SAN JUAN, Puerto Rico (AP) — Federal officials say they are giving Puerto Rico’s government greater authority to issue hurricane recovery funds, a measure that should help speed reimbursement for cities and agencies trying to rebuild after the damage wrought by Hurricane Maria.
Officials said that starting April 1, the U.S. territory will no longer have to wait for approval from the U.S. Federal Emergency Management Agency before issuing reimbursements.
There’s currently an average two-month wait for reimbursement after people submit all required documents. Under the upcoming change, 75 percent of funds will be issued within three weeks after a request is submitted, with the remaining amount issued once the project is finished, said Omar Marrero, executive director of Puerto Rico’s Office of Recovery and Reconstruction.
Puerto Rico’s government has 130 requests for reimbursements pending, representing a total of roughly $600 million, according to Marrero’s office.
Michael Byrne, FEMA’s federal disaster recovery coordinator in Puerto Rico, said he is confident the island has implemented sufficient policies and regulations to ensure that federal funds will be correctly spent. He also rejected criticism that FEMA has been slow in distributing funds since the Category 4 storm hit on Sept. 20, 2017, causing more than an estimated $100 billion in damage.

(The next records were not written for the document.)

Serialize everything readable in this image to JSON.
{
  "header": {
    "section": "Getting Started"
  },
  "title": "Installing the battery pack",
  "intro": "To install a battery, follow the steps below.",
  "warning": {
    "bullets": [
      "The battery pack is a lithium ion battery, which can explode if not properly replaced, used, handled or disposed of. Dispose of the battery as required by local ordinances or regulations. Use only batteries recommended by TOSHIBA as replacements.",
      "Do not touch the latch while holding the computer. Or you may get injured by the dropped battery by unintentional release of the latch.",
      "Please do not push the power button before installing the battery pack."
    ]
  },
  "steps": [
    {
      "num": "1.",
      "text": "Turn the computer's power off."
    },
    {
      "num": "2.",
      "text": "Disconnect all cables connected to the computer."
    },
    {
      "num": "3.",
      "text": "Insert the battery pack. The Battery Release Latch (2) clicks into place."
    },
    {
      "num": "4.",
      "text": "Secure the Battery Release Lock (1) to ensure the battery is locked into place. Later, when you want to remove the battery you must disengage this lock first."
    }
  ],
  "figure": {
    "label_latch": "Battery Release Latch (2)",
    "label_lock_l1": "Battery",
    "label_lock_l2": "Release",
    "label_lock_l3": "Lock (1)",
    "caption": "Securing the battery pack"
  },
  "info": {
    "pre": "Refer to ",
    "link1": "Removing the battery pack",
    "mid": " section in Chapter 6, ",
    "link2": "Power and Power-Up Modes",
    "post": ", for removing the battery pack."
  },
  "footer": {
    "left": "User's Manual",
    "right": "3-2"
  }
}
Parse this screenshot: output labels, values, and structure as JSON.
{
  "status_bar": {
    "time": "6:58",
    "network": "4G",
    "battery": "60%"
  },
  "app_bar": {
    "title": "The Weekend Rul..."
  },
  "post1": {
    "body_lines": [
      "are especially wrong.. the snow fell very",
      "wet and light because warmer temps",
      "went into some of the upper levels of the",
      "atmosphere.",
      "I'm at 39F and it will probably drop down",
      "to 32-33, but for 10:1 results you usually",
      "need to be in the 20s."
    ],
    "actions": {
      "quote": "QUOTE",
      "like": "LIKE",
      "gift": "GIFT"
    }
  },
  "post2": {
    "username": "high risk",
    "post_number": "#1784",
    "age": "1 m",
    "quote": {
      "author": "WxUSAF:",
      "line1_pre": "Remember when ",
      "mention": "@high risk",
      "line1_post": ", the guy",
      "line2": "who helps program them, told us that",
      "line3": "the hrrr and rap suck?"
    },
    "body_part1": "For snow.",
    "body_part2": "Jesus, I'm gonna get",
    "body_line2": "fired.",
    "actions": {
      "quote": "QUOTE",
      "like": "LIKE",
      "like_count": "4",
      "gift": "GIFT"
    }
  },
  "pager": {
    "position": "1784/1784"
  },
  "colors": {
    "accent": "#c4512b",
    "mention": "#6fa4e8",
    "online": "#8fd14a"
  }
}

“The perception that we’re dragging our feet or withholding money is wrong,” he said. “That said, we need some documentation.”
While FEMA will no longer review or approving reimbursement requests, it will conduct quarterly audits.
“This is probably going to be the most audited disaster in U.S. history,” Marrero said.
Puerto Rico has so far received nearly $3 billion from FEMA through the public assistance grant program. FEMA has issued another $2 billion for individual assistance.
Puerto Rico also has received $1.5 billion in community development block grant disaster recovery funds from the U.S. Department of Housing and Urban Development. However, the U.S. Government Accountability Office published a report on Monday stating that Puerto Rico had not drawn down any of the money.
The report said HUD lacks sufficient guidance for employees reviewing paperwork related to those funds and that it has not completed monitoring or workforce plans.
“Congress should consider permanently authorizing a disaster assistance program that meets unmet needs in a timely manner,” the report stated.
HUD said in a statement that it historically takes grantees several years to disburse disaster recovery funding. It also said it will impose strict financial controls on funds issued to Puerto Rico.